=== Section Start ===

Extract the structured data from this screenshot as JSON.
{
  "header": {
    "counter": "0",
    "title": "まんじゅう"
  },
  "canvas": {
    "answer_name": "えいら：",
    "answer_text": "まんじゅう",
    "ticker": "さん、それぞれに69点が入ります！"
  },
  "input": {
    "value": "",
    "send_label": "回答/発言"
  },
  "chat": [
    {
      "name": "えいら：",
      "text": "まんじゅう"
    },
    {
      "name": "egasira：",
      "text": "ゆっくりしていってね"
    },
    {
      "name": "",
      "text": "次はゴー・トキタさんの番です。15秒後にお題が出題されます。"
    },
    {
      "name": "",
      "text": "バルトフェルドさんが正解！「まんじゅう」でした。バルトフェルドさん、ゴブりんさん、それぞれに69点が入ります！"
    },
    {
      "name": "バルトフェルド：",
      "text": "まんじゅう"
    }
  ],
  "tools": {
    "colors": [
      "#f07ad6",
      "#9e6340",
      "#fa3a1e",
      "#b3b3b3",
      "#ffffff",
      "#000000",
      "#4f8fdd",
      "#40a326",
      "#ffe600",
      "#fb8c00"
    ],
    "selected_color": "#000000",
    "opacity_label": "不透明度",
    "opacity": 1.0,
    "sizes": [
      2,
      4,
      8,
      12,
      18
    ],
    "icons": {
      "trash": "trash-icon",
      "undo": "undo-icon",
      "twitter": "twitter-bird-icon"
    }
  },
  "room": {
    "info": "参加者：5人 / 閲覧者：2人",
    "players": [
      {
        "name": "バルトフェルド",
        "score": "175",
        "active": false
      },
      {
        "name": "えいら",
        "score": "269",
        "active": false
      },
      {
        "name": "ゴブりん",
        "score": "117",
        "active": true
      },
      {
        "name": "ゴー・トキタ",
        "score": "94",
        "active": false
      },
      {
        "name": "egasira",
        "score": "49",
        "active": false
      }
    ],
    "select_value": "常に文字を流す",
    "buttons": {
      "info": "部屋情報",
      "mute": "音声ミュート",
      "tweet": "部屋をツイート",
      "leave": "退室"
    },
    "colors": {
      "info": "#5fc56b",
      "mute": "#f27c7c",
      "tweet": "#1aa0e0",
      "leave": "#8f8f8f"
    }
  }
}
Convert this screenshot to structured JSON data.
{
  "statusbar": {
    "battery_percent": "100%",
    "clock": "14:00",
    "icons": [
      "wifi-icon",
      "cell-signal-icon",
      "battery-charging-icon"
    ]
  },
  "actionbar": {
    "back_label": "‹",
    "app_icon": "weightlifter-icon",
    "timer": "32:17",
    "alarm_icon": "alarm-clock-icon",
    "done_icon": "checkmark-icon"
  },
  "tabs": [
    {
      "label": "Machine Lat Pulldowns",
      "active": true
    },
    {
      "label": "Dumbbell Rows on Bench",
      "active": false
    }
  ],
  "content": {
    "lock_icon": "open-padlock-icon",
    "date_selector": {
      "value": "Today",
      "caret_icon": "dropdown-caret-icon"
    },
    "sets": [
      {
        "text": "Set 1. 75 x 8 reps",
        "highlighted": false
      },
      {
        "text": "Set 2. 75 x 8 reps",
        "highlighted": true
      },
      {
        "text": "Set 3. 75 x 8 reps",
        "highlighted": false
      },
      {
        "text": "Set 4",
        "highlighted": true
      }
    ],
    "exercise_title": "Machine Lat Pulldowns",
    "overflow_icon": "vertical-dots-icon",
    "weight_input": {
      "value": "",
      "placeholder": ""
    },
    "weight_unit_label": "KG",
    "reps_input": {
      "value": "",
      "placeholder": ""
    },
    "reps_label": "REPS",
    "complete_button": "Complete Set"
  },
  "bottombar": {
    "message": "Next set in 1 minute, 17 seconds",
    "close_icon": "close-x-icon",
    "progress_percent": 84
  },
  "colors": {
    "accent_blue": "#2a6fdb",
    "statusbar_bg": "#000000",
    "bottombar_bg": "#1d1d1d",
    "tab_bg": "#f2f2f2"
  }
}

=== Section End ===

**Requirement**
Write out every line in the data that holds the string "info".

**Expected output**
    "info": "参加者：5人 / 閲覧者：2人",
      "info": "部屋情報",
      "info": "#5fc56b",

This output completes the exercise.